[Assignment] Each line of the records containing "Kunden" is to be copied out and returned.

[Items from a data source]
================

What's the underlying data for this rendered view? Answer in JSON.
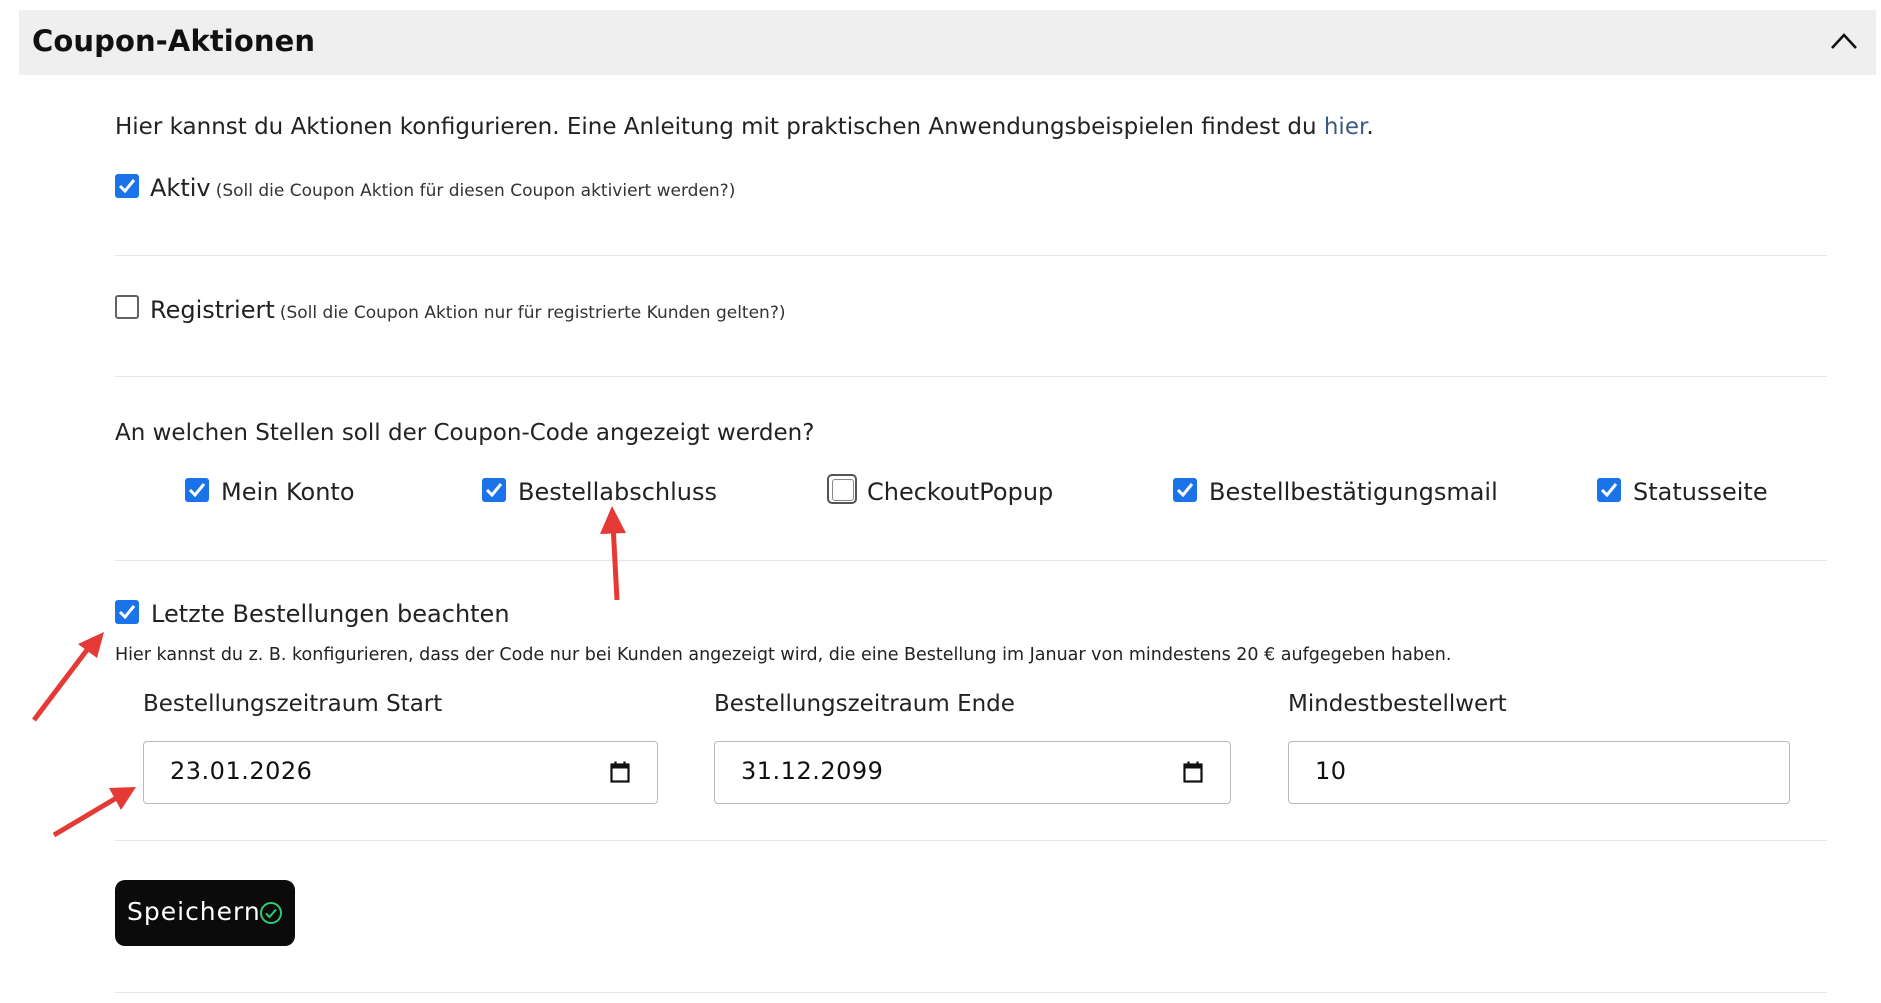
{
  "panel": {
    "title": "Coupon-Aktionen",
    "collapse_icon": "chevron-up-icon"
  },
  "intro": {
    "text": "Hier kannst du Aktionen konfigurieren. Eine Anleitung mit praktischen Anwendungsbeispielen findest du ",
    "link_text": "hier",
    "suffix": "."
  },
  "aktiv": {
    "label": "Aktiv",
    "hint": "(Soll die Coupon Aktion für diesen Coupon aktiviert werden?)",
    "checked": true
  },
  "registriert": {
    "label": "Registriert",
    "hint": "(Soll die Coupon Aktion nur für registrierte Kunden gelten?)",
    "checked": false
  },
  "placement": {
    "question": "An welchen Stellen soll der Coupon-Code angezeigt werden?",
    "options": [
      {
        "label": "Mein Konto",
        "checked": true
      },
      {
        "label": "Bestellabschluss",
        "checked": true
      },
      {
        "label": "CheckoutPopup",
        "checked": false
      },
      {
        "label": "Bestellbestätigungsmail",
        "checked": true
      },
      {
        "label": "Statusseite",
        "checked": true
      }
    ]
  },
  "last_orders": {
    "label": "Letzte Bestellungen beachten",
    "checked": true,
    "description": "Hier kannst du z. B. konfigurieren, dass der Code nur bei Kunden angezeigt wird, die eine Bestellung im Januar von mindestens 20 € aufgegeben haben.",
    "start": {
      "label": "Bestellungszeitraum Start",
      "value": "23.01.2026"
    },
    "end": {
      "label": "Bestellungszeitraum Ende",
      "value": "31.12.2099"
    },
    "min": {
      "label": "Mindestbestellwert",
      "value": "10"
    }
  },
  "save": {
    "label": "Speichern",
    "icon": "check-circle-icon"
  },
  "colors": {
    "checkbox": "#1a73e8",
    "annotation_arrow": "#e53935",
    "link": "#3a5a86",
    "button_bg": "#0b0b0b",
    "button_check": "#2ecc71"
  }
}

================

[Output of the exercise]
    "hint": "(Soll die Coupon Aktion nur für registrierte Kunden gelten?)",
    "description": "Hier kannst du z. B. konfigurieren, dass der Code nur bei Kunden angezeigt wird, die eine Bestellung im Januar von mindestens 20 € aufgegeben haben.",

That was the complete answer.